What you are asked to do: Which lines of the entries contain the word "Axis"? Please list them.

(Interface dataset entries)

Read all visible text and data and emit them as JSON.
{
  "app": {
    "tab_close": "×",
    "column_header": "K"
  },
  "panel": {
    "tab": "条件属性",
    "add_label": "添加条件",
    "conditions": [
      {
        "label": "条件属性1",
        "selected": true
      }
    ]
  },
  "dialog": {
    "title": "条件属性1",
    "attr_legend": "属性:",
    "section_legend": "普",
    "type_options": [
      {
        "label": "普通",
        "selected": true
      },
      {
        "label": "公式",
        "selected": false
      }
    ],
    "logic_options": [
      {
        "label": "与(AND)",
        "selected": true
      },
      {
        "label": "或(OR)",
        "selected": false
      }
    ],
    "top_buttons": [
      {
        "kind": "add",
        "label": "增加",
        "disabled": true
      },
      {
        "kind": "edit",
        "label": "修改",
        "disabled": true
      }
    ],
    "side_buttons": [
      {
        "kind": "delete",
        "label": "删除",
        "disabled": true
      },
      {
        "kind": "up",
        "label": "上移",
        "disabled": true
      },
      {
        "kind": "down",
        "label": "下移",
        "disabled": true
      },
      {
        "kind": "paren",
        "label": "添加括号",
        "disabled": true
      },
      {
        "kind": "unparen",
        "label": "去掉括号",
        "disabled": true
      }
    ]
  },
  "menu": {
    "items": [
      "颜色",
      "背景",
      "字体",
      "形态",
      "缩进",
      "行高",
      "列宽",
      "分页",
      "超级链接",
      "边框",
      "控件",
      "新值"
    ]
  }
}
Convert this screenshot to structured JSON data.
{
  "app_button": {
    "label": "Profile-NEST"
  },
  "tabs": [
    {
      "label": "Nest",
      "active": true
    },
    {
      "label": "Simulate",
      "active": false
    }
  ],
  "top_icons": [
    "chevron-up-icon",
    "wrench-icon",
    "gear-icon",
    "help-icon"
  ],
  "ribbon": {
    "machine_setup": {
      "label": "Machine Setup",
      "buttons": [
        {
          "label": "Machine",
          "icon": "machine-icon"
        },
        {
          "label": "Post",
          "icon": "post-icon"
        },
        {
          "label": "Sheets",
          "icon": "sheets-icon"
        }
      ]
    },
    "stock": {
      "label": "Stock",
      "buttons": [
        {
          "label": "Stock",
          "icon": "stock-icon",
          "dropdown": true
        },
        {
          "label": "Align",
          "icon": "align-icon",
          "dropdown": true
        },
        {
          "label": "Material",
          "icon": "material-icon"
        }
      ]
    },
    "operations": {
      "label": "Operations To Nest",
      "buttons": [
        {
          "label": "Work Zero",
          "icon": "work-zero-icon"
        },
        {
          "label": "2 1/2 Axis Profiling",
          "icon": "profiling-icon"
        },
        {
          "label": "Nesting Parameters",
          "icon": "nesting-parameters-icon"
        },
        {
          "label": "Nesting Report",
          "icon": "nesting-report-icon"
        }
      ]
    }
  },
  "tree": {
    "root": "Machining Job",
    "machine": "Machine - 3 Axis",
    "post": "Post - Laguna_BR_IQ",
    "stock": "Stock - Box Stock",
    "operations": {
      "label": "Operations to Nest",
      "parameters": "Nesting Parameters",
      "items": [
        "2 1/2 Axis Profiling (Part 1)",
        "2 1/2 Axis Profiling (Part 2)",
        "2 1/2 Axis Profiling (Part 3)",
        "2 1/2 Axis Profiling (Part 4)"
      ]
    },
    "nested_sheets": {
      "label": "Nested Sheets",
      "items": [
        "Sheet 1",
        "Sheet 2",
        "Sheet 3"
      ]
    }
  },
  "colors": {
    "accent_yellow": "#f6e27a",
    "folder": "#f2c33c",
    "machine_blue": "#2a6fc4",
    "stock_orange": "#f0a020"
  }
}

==

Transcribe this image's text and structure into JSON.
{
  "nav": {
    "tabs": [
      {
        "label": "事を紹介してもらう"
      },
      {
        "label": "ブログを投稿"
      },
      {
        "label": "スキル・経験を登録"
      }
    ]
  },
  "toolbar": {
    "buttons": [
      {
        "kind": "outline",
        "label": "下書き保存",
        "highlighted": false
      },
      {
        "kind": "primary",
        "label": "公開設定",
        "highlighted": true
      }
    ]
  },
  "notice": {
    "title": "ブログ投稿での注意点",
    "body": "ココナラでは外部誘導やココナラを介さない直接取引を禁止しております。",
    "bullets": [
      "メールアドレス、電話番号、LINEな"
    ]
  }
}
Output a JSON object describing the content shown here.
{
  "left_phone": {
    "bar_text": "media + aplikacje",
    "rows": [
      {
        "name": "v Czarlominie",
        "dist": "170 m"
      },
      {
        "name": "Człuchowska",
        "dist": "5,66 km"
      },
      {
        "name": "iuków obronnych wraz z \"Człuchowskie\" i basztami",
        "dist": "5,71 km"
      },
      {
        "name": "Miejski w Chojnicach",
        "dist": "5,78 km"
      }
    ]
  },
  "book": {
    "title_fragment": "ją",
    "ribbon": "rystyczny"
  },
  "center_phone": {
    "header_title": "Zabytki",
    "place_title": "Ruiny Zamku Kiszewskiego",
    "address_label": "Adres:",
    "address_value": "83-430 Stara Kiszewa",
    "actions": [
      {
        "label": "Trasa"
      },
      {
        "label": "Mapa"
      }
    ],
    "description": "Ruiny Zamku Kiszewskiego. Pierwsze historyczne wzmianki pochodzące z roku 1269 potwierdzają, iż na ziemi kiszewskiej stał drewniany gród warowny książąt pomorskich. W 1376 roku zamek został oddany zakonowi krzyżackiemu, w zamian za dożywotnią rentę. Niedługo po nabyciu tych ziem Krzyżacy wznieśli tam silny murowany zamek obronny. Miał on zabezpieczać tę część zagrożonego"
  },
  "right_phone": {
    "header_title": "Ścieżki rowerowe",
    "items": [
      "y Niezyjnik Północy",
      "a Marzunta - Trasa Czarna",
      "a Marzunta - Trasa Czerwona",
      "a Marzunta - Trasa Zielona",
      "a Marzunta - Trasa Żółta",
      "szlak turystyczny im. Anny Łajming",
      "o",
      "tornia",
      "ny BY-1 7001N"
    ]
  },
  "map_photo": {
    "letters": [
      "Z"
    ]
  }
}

Expected answer:
          "label": "2 1/2 Axis Profiling",
    "machine": "Machine - 3 Axis",
        "2 1/2 Axis Profiling (Part 1)",
        "2 1/2 Axis Profiling (Part 2)",
        "2 1/2 Axis Profiling (Part 3)",
        "2 1/2 Axis Profiling (Part 4)"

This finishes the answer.